As editor of The Sunday Times for fourteen years, Sir Harold Evans proved to be the right man in the right place at the right time. In an investigative climate all too rare by today's standards, Evans had the freedom and resources to allow teams of journalists to work on long-term projects, including the exposure of Kim Philby as a Soviet spy. As Evans himself details in this stylish documentary, his longest and most hard fought campaign was for the victims of Thalidomide. Originally developed by the Germans in World War II to counter effect sarin gas, post-war the drug was blithely prescribed by British doctors as an antidote to morning sickness, leading to tens of thousands of children born with serious defects. The Sunday Times' fight to win compensation for their struggling families would take more than a decade, as Evans tenaciously pursued the drug companies through the English courts and beyond.

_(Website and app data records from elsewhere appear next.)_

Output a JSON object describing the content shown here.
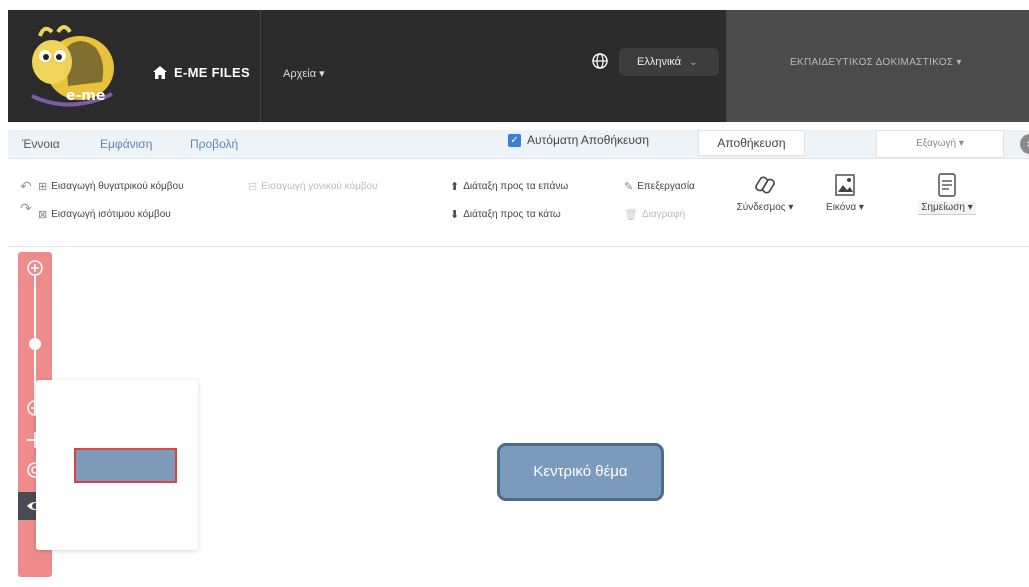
{
  "app": {
    "logo_text": "e-me",
    "brand": "E-ME FILES",
    "files_menu": "Αρχεία ▾",
    "language": "Ελληνικά",
    "user": "ΕΚΠΑΙΔΕΥΤΙΚΟΣ ΔΟΚΙΜΑΣΤΙΚΟΣ ▾"
  },
  "tabs": {
    "items": [
      "Έννοια",
      "Εμφάνιση",
      "Προβολή"
    ],
    "autosave_label": "Αυτόματη Αποθήκευση",
    "autosave_checked": true,
    "save_label": "Αποθήκευση",
    "export_label": "Εξαγωγή ▾"
  },
  "toolbar": {
    "insert_child": "Εισαγωγή θυγατρικού κόμβου",
    "insert_parent": "Εισαγωγή γονικού κόμβου",
    "insert_sibling": "Εισαγωγή ισότιμου κόμβου",
    "move_up": "Διάταξη προς τα επάνω",
    "move_down": "Διάταξη προς τα κάτω",
    "edit": "Επεξεργασία",
    "delete": "Διαγραφή",
    "link": "Σύνδεσμος ▾",
    "image": "Εικόνα ▾",
    "note": "Σημείωση ▾"
  },
  "canvas": {
    "central_topic": "Κεντρικό θέμα"
  }
}
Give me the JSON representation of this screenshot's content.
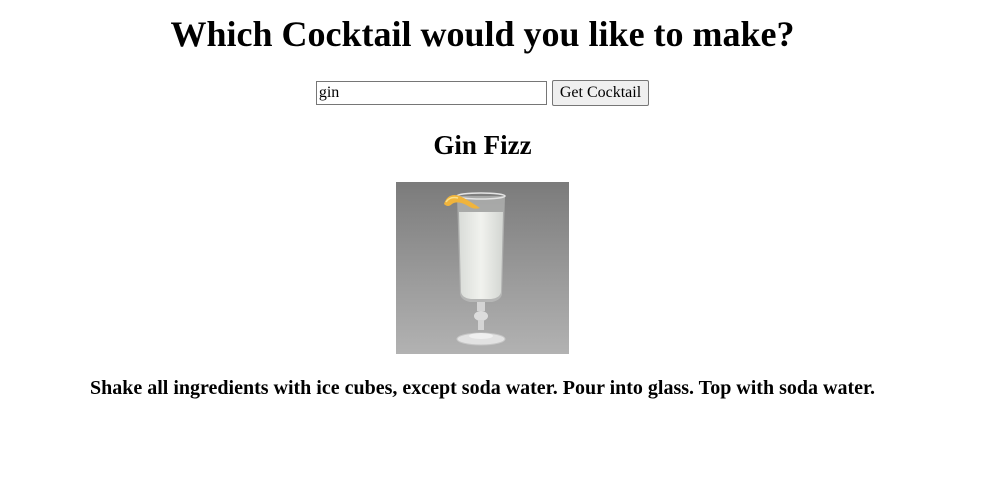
{
  "page": {
    "heading": "Which Cocktail would you like to make?"
  },
  "search": {
    "value": "gin",
    "button_label": "Get Cocktail"
  },
  "result": {
    "name": "Gin Fizz",
    "photo_icon": "cocktail-glass-photo",
    "instructions": "Shake all ingredients with ice cubes, except soda water. Pour into glass. Top with soda water."
  },
  "colors": {
    "text": "#000000",
    "background": "#ffffff",
    "button_bg": "#efefef",
    "border": "#767676",
    "photo_bg": "#8e8e8e",
    "lemon": "#f0b43c"
  }
}
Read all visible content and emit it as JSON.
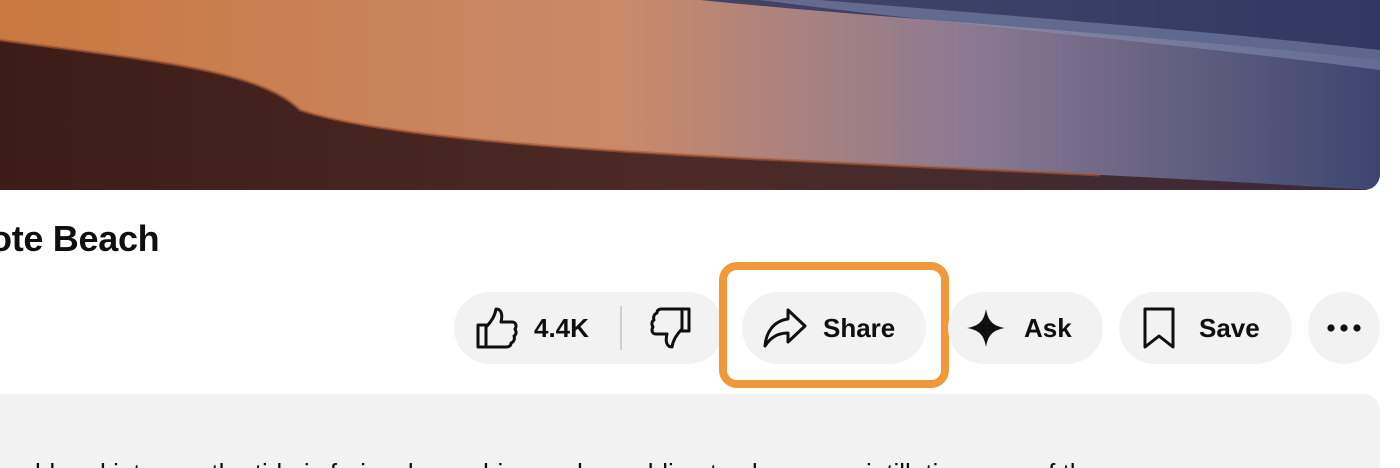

Follows the epic Biblical story of the Resurrection, as told through the eyes of a non-believer. Clavius, a powerful Roman Military Tribune, and his aide Lucius, are tasked with solving the mystery of what happened to Jesus in the weeks following the crucifixion, in order to disprove the rumors of a risen Messiah and prevent an uprising in Jerusalem.
Since the dawn of civilization, he was worshipped as a god. Apocalypse, the first and most powerful mutant from Marvel’s X-Men universe, amassed the powers of many other mutants, becoming immortal and invincible.
The stereoscopic 3D animated family film "Norm" tells the story of the titular polar bear and his three Arctic lemming buddies, who are forced out into the world once their icy home begins melting and breaking apart.
Have you watched Attacking the Devil: Harold Evans and the Last Nazi War Crime yet? What did you think about it?